Many know George Perkins Marsh as a pioneering environmentalist, statesman, author, lawyer, architect and linguist, but few know that he was an expatriate in Italy as the first and longest-serving American ambassador to Italy appointed by Abraham Lincoln in 1861.
Marsh was first stationed in Turin for four years. In 1865, when Florence became the capital of the Italian kingdom, he relocated to the birthplace of the Italian Renaissance. At the time, Florence was a provincial town and was not prepared to become the Italian capital. Marsh's initial impressions of Florence were negative. He wrote, ‘Florence is a mighty fine museum and a mighty poor residence.' In time, however, he grew to love the city and was opposed to leaving it in 1870 when the capital was then moved to Rome. After serving as ambassador for 22 years, Marsh decided to stay in Italy; he never returned to the United States. He died at his residence in a town to the east of Florence, Vallombrosa.
During his stay in Florence, Marsh befriended numerous Florentine intellectuals, aristocrats and artists. He also met many famous Americans passing through Florence, among them Mark Twain, James Fenimore Cooper, Henry James and Henry Wadsworth Longfellow.
While he was the American ambassador in Florence, Marsh wrote daily letters to various people, including his friend and acting secretary of state, William H. Seward, and Hamilton Fish.
Lucia Ducci's book, L'unità debole. Lettere dell'ambasciatore americano George P. Marsh sull'Italia unita, recently published by L'Ornitorinco, captures the history of Florence's reign as the capital of the Italian kingdom from 1865 to 1870 through Marsh's insightful correspondence. Marsh's opinions and views of the unification of Italy as well as the Italian government are still significant today. According to Marsh, Italy lacked the patriotism that allowed the country to completely unite, which in his mind was directly related to the pope's presence in Rome and the Vatican being under the control of French rule.
After studying political science at university and getting a Ph.D. in international relations, Ducci developed a passionate interest in Marsh through a discussion with one of her professors. Marsh's letters fascinated her, and while she was teaching Italian at Holy Cross College in Massachusetts, she began researching him. From Ducci's hometown of Florence, she traveled to Washington D.C., College Park (Maryland), Burlington (Vermont), Boston and New York to gather information from the various archives. She studied reels and reels of Marsh's letters on microfilm to compile her book. During one of her stays in the States, Ducci also visited Marsh's home state of Vermont and got a sense of how his childhood home influenced him to be the man that he later became.

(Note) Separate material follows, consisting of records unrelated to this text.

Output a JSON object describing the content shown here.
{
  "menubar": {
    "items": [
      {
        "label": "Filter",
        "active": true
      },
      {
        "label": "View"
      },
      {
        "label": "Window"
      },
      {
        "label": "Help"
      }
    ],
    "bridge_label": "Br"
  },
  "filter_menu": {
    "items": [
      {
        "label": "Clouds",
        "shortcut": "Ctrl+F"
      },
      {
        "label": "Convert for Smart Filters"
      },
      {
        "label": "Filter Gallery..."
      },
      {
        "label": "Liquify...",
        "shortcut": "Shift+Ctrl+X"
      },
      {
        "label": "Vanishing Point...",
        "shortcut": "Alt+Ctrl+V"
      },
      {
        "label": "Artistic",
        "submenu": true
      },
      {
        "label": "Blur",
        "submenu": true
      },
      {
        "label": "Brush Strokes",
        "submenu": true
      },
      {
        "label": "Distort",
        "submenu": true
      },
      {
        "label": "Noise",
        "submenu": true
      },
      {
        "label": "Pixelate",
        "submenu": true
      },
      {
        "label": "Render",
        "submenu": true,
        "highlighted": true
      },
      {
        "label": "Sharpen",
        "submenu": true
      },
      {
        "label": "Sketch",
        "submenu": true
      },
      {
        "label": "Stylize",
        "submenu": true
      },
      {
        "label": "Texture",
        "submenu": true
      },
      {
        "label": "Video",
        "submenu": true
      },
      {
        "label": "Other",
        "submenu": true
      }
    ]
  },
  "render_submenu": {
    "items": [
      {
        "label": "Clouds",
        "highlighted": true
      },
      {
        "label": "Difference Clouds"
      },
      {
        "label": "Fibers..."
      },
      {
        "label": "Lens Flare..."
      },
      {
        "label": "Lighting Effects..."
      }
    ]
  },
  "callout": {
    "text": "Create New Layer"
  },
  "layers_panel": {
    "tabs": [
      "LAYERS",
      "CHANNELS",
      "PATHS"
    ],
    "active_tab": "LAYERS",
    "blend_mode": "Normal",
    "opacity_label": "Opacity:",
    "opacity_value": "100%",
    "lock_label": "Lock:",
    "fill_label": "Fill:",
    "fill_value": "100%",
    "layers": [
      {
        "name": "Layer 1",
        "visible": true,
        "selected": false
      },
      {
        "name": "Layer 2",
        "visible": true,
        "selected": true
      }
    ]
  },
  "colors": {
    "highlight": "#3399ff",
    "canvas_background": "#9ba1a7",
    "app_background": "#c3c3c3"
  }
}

Through Marsh's letters, Ducci paints a picture of life in Florence as the political center of the country at a time when many Americans were coming here to develop their artistic skills, immerse themselves in the city's beauty and explore the ‘Old World.' Ducci writes that ‘Firenze offriva allora un vivace clima culturale, a cui contribuì la crescente presenza di stranieri.' (‘Florence offered a lively cultural climate that contributed to the growing presence of foreigners.')
After years of researching Marsh and publishing her first book about him, Ducci's interest in him has escalated beyond his stay in Florence: she is now writing his biography.
L'Unità debole. Lettere dell'ambasciatore americano George P. Marsh sull'Italia unita
Lucia Ducci - L'Ornitorinco, € 25
On December 10 at 5:30 pm, Lucia Duccia will be presenting her book in the Sala Ferri del Gabinetto Vieusseux in Palazzo Strozzi.